*Supplied entries*:
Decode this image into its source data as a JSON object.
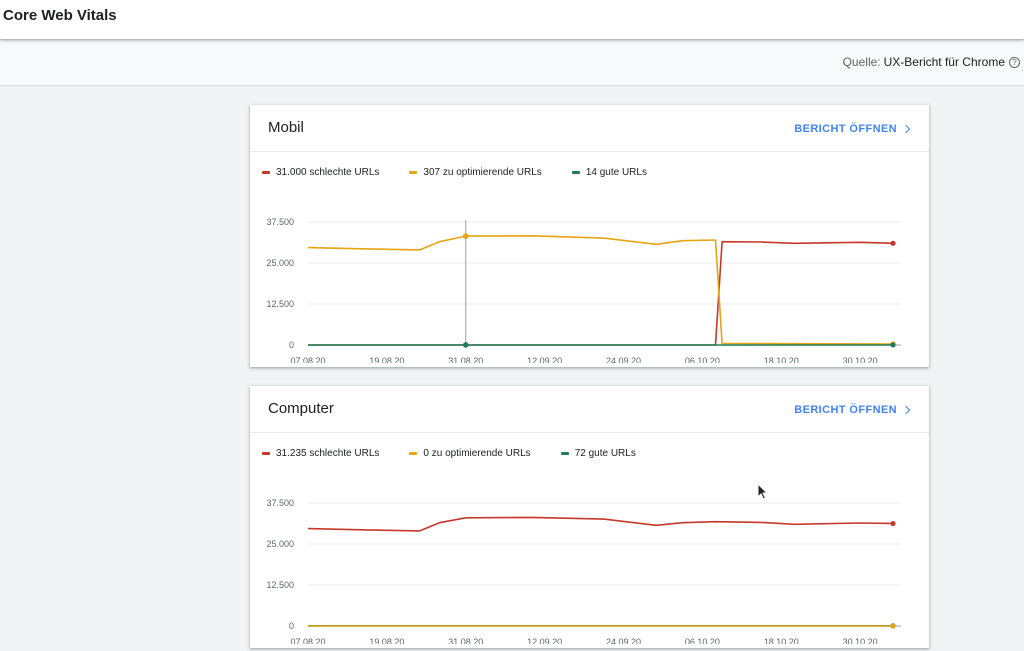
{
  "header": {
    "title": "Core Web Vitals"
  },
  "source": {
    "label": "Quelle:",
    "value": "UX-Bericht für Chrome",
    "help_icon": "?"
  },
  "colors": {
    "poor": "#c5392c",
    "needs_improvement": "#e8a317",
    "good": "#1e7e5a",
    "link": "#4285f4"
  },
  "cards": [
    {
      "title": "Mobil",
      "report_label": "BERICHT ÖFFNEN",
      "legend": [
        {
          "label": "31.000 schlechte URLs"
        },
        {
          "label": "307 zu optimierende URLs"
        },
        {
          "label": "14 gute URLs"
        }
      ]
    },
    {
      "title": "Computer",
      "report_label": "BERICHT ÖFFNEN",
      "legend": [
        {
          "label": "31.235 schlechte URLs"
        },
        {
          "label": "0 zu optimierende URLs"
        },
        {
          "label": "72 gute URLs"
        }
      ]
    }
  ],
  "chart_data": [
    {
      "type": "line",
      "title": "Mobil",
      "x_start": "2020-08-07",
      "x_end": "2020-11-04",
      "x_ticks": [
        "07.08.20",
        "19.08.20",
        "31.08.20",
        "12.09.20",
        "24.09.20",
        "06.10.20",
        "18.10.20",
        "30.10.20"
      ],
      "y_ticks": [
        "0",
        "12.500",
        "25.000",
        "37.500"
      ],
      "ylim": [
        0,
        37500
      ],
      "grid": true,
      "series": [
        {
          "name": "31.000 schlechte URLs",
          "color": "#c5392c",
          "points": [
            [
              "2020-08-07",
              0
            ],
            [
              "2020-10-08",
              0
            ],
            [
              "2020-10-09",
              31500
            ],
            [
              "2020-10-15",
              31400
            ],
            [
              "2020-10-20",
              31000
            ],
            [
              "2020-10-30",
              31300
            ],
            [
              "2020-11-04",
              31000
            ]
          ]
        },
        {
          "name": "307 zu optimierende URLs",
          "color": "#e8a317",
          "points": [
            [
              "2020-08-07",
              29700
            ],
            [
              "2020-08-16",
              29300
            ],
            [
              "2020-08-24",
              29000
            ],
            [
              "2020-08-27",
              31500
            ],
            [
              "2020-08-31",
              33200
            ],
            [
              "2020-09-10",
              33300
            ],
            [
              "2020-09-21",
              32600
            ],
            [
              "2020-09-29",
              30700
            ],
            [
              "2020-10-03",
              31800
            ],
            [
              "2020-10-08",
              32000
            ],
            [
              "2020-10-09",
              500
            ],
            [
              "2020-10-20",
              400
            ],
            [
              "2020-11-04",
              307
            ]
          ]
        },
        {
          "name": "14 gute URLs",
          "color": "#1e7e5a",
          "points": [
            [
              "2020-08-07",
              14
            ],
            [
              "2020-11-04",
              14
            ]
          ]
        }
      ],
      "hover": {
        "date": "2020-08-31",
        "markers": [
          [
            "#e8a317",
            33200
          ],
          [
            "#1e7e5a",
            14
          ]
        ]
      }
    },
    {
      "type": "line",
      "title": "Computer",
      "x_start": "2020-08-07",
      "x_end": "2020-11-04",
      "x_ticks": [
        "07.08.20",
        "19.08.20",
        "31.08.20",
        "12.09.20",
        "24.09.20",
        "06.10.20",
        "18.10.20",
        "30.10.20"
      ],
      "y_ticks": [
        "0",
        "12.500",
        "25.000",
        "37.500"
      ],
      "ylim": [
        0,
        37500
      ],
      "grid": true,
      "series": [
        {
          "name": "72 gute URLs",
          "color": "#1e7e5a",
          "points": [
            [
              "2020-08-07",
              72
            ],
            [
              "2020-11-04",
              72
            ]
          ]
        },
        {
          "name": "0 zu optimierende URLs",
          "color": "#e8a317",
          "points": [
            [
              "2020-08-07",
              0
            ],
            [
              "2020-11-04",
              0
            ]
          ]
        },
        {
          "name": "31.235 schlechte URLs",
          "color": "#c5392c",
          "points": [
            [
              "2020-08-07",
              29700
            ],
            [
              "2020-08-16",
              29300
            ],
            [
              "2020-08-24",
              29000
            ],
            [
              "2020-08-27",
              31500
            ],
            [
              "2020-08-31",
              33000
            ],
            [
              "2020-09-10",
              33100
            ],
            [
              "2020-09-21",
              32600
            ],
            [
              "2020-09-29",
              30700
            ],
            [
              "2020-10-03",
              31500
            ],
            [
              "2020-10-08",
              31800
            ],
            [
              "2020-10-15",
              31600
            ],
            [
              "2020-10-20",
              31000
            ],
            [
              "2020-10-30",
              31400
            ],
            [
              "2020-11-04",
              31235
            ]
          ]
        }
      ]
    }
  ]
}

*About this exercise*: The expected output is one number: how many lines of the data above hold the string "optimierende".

*Written reply*: 4